> _Problem details_
List every line below containing "more".

══ Input records

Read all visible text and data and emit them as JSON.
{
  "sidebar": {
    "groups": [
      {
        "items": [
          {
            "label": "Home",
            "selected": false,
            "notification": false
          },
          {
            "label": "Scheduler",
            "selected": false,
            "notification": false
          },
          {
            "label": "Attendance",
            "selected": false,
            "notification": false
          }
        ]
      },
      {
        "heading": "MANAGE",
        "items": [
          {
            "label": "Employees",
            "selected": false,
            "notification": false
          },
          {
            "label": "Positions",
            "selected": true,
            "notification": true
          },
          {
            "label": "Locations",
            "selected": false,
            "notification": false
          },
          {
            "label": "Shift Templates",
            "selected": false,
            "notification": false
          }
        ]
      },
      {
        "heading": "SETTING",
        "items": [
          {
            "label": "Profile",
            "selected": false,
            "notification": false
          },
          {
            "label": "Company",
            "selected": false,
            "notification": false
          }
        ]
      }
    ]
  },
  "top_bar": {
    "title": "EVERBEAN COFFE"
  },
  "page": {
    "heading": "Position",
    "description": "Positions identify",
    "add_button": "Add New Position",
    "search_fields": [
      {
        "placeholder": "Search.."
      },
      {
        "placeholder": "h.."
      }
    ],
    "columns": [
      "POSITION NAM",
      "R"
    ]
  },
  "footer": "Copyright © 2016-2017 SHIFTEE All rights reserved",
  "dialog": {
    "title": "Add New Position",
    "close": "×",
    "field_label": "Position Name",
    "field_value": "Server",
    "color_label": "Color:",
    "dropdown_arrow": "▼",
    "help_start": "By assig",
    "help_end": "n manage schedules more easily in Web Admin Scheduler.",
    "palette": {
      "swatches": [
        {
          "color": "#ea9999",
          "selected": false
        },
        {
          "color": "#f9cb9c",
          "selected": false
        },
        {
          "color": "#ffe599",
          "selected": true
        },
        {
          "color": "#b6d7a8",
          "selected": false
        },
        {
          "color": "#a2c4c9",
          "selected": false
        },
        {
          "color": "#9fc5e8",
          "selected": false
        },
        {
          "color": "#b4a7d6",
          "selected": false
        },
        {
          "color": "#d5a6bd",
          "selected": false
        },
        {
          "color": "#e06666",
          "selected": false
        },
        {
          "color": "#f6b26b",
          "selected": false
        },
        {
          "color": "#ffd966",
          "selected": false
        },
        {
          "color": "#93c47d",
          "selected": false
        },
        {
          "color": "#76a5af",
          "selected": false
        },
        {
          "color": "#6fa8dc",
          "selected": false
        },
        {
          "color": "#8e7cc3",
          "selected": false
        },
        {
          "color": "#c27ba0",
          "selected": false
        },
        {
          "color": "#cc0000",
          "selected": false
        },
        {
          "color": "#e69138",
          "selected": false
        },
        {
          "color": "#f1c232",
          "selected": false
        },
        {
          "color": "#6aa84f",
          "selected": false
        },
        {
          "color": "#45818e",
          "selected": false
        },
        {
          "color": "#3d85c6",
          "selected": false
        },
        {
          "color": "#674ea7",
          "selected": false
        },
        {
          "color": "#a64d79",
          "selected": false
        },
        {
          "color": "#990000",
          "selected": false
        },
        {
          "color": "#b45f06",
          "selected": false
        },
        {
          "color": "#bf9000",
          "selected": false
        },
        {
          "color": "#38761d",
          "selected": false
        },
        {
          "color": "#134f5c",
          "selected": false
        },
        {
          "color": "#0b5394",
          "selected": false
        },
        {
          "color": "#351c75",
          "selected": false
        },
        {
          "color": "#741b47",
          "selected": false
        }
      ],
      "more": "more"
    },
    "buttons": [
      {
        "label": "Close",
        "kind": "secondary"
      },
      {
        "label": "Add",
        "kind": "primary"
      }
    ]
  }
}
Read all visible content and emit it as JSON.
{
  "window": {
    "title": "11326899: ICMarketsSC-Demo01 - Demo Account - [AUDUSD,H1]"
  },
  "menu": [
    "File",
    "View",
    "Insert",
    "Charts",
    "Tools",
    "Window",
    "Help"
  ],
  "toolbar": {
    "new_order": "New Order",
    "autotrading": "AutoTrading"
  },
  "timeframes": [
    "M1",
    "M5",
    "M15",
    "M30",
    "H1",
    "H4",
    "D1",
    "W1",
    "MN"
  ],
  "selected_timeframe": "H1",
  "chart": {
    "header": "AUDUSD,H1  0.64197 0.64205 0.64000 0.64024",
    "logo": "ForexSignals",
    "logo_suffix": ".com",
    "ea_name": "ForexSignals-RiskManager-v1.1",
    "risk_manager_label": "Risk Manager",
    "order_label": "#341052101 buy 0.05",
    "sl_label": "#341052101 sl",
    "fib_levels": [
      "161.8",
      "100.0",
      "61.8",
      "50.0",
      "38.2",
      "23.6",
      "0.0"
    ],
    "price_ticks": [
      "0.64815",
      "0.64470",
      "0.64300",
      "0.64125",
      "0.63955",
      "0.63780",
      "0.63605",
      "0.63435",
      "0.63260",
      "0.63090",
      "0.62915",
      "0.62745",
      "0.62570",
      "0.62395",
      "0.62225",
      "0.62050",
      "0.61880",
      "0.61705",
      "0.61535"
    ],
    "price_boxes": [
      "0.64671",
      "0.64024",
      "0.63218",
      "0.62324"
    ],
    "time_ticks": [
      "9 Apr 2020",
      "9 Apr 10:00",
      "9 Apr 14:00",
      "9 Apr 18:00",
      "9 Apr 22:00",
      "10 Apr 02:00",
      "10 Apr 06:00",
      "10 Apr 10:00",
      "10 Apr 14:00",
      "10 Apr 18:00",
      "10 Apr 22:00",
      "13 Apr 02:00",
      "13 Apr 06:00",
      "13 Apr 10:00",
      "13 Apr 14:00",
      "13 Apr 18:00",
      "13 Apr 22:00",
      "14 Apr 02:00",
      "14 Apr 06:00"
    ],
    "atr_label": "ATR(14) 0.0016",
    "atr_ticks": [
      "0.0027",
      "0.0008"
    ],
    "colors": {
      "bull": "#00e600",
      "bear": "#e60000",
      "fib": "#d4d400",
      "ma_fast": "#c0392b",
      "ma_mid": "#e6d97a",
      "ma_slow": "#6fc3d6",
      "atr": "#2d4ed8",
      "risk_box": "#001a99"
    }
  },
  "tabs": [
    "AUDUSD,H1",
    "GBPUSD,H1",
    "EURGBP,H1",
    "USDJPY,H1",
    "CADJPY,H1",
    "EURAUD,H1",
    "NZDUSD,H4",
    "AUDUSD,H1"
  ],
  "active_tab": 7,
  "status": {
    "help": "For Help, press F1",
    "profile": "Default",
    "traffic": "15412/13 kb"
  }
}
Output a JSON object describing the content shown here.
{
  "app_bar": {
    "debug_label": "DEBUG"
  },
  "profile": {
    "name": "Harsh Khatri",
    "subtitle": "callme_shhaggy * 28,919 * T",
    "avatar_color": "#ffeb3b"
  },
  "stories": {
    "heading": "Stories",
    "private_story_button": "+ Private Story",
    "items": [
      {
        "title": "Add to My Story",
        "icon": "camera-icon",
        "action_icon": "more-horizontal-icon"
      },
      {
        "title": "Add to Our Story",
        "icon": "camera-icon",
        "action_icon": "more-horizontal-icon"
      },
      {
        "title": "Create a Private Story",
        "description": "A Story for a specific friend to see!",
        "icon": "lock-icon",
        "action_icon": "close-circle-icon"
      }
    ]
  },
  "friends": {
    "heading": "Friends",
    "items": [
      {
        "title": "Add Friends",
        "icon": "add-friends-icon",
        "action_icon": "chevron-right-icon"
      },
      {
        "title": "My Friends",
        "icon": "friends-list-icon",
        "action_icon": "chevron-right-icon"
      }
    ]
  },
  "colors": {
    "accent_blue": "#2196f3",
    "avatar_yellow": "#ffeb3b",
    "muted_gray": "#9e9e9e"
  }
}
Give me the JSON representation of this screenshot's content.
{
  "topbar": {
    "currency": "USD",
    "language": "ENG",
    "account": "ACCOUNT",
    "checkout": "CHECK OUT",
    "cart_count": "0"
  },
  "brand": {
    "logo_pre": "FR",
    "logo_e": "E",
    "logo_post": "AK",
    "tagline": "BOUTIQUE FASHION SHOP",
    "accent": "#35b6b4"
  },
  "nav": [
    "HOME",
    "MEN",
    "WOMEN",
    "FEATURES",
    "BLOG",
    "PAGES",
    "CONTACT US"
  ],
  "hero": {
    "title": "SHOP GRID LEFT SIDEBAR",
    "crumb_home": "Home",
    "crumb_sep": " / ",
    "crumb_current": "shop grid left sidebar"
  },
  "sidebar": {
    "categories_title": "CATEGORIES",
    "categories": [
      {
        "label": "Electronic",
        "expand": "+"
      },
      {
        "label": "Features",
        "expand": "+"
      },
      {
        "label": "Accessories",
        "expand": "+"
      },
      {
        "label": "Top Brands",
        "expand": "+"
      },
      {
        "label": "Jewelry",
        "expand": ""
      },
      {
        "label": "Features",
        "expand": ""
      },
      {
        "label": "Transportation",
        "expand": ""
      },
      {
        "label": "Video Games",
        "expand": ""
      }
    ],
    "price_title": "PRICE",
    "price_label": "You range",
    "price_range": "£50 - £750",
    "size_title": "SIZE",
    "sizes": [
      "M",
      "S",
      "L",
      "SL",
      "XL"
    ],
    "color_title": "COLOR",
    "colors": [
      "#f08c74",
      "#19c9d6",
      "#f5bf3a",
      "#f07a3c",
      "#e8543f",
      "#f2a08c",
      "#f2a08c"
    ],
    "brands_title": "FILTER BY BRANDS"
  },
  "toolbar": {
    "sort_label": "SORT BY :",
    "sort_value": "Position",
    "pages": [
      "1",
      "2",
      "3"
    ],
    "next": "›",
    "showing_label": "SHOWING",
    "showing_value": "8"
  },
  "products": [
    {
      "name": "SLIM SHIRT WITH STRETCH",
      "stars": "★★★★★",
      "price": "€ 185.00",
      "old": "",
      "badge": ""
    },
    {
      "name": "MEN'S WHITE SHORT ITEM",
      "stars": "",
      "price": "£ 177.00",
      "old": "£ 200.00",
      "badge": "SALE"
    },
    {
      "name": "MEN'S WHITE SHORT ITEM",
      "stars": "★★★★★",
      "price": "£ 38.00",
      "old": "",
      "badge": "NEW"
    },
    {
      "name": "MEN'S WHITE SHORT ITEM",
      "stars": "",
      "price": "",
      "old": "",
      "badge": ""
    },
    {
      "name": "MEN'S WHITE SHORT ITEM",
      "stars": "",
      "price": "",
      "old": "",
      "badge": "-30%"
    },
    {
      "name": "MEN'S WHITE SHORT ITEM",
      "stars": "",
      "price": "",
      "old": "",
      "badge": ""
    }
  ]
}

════

> _Problem solution_
    "help_end": "n manage schedules more easily in Web Admin Scheduler.",
      "more": "more"
        "action_icon": "more-horizontal-icon"
        "action_icon": "more-horizontal-icon"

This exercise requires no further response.